Cost benefit analysis of apprenticeships to the employers apprentices and the NZ Construction industry
Hogarth, Blake; Kestle, Linda
Citation:Hogarth, B., and Kestle, L. (2014) Cost benefit analysis of apprenticeships to the employers apprentices and the NZ Construction industry. In Proceedings of Building a Better NZ Conference 3rd -5th September 2014 (eds. L. Easton, A.Benn, G.Baird) Auckland NZ ett (Ed.), Paper 33
Permanent link to Research Bank record:https://hdl.handle.net/10652/3184

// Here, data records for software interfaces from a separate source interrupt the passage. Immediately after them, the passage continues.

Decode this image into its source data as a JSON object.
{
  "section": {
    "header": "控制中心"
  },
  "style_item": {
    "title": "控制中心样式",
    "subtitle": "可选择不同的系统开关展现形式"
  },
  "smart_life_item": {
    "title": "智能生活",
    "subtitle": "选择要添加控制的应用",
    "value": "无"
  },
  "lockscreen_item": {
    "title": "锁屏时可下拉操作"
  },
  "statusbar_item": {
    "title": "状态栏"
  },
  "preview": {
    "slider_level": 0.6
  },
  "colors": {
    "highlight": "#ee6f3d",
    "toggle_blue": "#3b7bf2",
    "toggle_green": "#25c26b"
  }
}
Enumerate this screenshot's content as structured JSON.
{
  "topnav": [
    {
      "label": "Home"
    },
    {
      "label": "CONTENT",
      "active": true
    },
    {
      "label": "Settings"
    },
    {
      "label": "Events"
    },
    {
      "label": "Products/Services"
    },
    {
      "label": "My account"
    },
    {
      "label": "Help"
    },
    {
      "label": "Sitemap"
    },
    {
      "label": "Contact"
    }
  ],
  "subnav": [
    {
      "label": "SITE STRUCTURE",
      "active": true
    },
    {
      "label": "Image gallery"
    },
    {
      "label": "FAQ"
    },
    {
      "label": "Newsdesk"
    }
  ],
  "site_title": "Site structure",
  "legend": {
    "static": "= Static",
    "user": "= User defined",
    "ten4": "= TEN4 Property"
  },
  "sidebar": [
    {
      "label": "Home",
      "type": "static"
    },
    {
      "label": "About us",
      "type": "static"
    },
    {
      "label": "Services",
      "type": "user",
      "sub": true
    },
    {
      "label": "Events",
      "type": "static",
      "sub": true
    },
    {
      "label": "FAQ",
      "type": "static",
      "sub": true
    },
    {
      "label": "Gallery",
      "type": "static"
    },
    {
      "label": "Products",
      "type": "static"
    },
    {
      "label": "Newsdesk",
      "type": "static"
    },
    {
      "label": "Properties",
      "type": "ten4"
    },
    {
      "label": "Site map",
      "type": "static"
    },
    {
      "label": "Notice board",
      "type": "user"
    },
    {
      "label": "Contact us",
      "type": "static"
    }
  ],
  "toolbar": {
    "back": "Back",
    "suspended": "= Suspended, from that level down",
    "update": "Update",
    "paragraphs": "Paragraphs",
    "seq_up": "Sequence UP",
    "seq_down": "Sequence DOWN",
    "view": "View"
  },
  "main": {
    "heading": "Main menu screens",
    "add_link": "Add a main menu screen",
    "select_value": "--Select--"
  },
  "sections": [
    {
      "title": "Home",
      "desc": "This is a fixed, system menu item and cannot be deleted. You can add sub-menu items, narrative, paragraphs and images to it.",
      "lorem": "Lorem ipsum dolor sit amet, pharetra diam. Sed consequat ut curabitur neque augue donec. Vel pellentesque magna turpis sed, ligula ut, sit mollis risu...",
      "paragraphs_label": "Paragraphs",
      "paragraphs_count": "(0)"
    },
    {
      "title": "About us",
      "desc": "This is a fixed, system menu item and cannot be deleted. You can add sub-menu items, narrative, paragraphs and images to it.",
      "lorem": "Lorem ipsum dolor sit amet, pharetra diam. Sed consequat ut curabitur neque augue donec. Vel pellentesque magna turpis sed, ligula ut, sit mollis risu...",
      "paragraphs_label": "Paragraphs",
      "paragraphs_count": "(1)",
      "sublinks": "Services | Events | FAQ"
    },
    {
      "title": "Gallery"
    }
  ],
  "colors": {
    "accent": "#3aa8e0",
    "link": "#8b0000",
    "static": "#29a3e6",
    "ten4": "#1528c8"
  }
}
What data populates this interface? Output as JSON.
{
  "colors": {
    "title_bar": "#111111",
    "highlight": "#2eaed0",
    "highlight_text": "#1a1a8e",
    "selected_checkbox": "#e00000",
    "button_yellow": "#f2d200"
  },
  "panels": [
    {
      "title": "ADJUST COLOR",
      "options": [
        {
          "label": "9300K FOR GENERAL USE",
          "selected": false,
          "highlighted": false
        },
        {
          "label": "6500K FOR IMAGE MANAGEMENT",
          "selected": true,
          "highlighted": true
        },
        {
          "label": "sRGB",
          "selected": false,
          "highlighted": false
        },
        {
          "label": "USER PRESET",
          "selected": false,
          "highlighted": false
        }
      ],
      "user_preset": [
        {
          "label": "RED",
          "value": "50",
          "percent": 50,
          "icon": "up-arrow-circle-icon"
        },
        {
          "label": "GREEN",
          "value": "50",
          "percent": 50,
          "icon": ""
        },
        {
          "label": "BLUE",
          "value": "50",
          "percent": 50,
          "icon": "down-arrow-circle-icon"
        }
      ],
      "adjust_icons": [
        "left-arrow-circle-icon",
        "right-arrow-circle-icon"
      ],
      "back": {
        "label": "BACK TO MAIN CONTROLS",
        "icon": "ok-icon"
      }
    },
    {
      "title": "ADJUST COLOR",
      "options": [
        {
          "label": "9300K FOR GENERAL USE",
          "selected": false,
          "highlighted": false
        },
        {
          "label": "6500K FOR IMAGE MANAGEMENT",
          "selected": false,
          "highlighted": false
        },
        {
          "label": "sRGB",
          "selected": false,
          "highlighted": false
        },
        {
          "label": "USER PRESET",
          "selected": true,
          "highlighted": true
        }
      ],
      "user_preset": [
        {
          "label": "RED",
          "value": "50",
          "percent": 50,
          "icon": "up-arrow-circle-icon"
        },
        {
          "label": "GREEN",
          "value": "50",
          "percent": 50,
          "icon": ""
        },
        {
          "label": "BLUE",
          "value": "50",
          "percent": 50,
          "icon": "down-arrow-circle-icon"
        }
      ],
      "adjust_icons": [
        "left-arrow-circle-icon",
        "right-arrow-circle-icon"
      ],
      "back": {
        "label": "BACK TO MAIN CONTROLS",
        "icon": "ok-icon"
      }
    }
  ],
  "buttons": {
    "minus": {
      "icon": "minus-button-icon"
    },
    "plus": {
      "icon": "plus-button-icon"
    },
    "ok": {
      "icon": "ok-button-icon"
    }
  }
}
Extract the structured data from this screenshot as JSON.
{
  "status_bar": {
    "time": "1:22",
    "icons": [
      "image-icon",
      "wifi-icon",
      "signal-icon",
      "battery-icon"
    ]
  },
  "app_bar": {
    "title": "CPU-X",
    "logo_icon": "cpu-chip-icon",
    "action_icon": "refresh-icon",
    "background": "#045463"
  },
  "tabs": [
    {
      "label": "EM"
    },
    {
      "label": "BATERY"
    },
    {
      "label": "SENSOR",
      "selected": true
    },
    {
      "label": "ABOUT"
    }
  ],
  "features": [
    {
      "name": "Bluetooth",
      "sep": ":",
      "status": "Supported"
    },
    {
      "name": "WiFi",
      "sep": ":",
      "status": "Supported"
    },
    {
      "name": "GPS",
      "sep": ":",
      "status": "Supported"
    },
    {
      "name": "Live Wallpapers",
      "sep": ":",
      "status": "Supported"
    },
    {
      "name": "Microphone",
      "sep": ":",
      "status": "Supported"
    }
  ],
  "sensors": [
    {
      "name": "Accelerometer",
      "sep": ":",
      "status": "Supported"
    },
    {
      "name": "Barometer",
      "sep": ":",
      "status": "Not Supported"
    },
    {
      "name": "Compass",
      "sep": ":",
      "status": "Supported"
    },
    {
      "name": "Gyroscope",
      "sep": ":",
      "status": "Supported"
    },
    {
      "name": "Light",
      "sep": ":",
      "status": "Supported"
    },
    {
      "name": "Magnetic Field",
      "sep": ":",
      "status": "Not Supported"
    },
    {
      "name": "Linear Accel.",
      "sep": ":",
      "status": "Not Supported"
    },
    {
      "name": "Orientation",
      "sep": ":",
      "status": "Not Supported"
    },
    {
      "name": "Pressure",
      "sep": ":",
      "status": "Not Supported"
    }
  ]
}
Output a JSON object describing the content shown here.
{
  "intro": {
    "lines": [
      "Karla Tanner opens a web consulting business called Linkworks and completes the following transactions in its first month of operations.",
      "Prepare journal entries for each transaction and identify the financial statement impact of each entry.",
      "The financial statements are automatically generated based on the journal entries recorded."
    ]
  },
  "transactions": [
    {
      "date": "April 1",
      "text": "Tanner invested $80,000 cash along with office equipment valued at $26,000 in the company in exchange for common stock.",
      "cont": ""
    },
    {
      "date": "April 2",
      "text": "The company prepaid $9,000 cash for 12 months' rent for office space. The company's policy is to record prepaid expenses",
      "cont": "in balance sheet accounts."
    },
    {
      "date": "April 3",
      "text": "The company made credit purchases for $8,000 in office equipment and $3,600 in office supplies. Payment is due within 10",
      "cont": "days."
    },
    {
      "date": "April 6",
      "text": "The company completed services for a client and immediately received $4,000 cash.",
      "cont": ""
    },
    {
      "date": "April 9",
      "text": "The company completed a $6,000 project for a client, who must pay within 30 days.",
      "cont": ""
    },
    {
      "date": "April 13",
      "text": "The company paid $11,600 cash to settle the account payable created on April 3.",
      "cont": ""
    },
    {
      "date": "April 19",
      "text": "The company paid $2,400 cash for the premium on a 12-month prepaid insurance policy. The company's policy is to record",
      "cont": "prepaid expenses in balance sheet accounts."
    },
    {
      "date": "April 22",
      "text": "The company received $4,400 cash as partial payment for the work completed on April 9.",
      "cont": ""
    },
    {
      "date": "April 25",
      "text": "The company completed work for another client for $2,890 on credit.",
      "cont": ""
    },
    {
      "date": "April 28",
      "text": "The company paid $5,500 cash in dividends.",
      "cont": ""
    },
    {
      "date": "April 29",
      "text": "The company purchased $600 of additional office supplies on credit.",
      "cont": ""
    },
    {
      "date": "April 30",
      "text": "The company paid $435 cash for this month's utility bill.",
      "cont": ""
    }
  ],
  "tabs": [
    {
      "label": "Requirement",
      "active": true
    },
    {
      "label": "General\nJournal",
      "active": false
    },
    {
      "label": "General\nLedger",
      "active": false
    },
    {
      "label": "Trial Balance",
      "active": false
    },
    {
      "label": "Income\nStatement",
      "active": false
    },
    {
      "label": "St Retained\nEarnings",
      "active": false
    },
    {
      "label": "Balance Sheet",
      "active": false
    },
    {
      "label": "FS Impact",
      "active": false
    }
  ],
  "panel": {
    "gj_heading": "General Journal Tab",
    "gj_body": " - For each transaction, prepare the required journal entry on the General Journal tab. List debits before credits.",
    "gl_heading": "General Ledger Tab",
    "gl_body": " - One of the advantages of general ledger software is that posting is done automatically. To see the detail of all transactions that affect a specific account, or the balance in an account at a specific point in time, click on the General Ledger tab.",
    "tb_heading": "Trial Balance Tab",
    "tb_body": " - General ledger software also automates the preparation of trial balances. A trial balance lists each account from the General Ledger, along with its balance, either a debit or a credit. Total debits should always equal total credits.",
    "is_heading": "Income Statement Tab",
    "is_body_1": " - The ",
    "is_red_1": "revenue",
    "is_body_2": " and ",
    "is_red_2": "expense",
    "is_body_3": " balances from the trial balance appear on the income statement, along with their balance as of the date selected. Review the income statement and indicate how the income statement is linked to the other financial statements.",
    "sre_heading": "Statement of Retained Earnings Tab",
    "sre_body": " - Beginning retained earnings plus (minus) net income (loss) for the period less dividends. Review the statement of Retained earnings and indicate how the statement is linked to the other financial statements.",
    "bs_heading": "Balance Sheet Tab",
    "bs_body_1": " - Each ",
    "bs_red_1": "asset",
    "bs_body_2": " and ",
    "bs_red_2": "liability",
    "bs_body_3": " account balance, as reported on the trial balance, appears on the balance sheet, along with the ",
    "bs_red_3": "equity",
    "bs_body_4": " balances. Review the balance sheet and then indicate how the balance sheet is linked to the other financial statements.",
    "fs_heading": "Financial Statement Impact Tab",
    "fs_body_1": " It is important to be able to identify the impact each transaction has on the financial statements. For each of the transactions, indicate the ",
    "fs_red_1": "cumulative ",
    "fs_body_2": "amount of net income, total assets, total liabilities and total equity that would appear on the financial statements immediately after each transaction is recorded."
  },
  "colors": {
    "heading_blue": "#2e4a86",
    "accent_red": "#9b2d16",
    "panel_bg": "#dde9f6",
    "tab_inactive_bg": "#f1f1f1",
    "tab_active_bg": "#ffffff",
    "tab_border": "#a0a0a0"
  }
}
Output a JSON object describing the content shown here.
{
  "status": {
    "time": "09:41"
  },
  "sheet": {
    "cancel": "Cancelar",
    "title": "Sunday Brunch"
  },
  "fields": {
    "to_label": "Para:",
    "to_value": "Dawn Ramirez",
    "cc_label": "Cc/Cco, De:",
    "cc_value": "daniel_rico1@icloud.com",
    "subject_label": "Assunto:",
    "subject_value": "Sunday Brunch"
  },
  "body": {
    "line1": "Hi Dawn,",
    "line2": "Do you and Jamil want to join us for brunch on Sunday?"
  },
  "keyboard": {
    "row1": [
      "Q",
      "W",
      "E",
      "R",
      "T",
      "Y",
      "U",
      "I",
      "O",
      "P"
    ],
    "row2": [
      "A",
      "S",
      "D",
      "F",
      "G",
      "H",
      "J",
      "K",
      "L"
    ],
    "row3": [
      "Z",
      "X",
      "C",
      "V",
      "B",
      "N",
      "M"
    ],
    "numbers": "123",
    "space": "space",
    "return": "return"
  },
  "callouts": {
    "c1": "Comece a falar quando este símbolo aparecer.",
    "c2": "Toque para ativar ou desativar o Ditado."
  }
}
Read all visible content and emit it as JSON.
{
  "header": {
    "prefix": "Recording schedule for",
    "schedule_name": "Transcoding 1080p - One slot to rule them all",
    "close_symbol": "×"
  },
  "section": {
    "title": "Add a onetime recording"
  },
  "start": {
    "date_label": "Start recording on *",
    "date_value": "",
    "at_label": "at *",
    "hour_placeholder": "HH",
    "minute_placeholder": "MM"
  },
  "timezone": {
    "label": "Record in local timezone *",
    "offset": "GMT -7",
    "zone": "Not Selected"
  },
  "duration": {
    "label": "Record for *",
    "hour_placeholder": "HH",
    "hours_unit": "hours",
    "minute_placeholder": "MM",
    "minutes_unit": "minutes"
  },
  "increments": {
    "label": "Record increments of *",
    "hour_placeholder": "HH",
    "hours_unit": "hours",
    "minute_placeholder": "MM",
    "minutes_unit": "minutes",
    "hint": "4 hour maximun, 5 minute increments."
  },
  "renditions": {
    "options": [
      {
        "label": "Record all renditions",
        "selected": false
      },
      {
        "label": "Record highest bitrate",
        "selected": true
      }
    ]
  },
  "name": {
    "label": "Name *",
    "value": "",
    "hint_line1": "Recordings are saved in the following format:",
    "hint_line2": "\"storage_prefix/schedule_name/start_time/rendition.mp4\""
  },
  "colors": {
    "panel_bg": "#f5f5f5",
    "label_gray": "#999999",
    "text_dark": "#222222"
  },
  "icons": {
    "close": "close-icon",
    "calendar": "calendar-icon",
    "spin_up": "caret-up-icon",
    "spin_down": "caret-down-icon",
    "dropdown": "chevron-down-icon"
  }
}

The Auckland construction sector is currently faced with a skills shortage which has the potential to impede the industry’s further development. The research focused on the potential of carpentry apprenticeship programmes to assist with this shortage, and evaluated the cost-benefit relationship of such apprenticeships within medium/large scale commercial construction companies in the Auckland construction sector, to determine the value to employers of this form of vocational training. Semi-structured interviews were conducted with senior management level staff of established construction companies within the Auckland sector, to explore employers’ perceptions of the value of apprenticeship training to employers. In addition, a quantitative analysis of data provided by the participating companies was carried out, to identify the overall cost of an apprentice to the employer over the vocational training period. Responses suggested growing concern within the industry about the skills shortage currently facing Auckland construction. Whilst the findings indicated an overall financial cost to employers during the four year training period, the respondents agreed that the practical benefits to the company and to the industry as a whole outweighed any financial implications. Apprenticeship training could therefore mitigate future risk by focusing on developing the knowledge capital of apprentice carpenters within the industry.